An exact copy of every entry is the answer here, with no pictures.

(DATA PROVIDED)

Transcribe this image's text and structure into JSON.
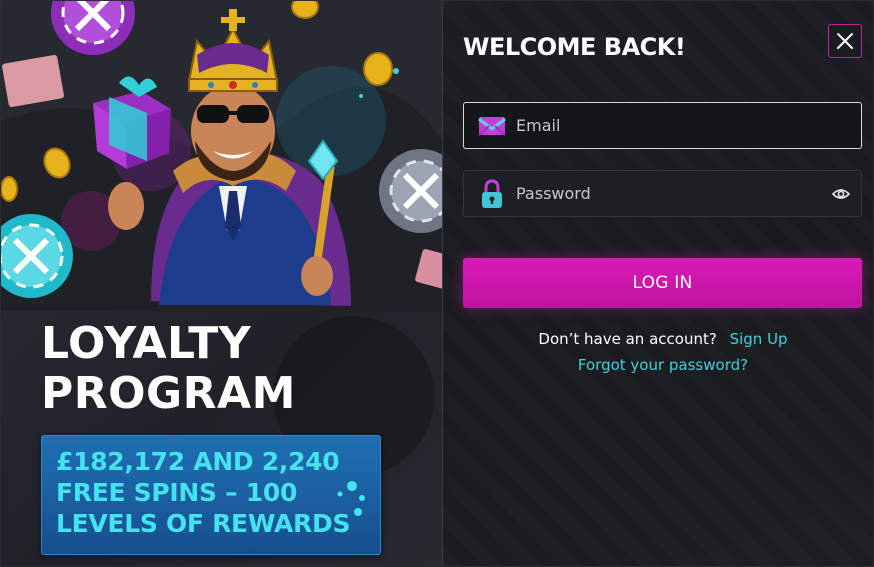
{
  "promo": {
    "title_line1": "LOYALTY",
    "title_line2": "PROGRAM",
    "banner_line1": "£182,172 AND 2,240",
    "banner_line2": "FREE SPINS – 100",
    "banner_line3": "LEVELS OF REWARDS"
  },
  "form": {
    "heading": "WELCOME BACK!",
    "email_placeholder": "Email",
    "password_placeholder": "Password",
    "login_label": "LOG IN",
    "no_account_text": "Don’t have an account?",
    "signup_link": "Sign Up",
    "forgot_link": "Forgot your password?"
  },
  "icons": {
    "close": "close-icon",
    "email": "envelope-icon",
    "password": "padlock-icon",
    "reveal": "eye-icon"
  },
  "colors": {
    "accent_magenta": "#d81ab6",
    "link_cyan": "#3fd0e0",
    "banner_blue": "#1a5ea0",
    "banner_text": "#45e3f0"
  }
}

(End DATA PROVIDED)

TASK RESULT:
Transcribe this image's text and structure into JSON.
{
  "promo": {
    "title_line1": "LOYALTY",
    "title_line2": "PROGRAM",
    "banner_line1": "£182,172 AND 2,240",
    "banner_line2": "FREE SPINS – 100",
    "banner_line3": "LEVELS OF REWARDS"
  },
  "form": {
    "heading": "WELCOME BACK!",
    "email_placeholder": "Email",
    "password_placeholder": "Password",
    "login_label": "LOG IN",
    "no_account_text": "Don’t have an account?",
    "signup_link": "Sign Up",
    "forgot_link": "Forgot your password?"
  },
  "icons": {
    "close": "close-icon",
    "email": "envelope-icon",
    "password": "padlock-icon",
    "reveal": "eye-icon"
  },
  "colors": {
    "accent_magenta": "#d81ab6",
    "link_cyan": "#3fd0e0",
    "banner_blue": "#1a5ea0",
    "banner_text": "#45e3f0"
  }
}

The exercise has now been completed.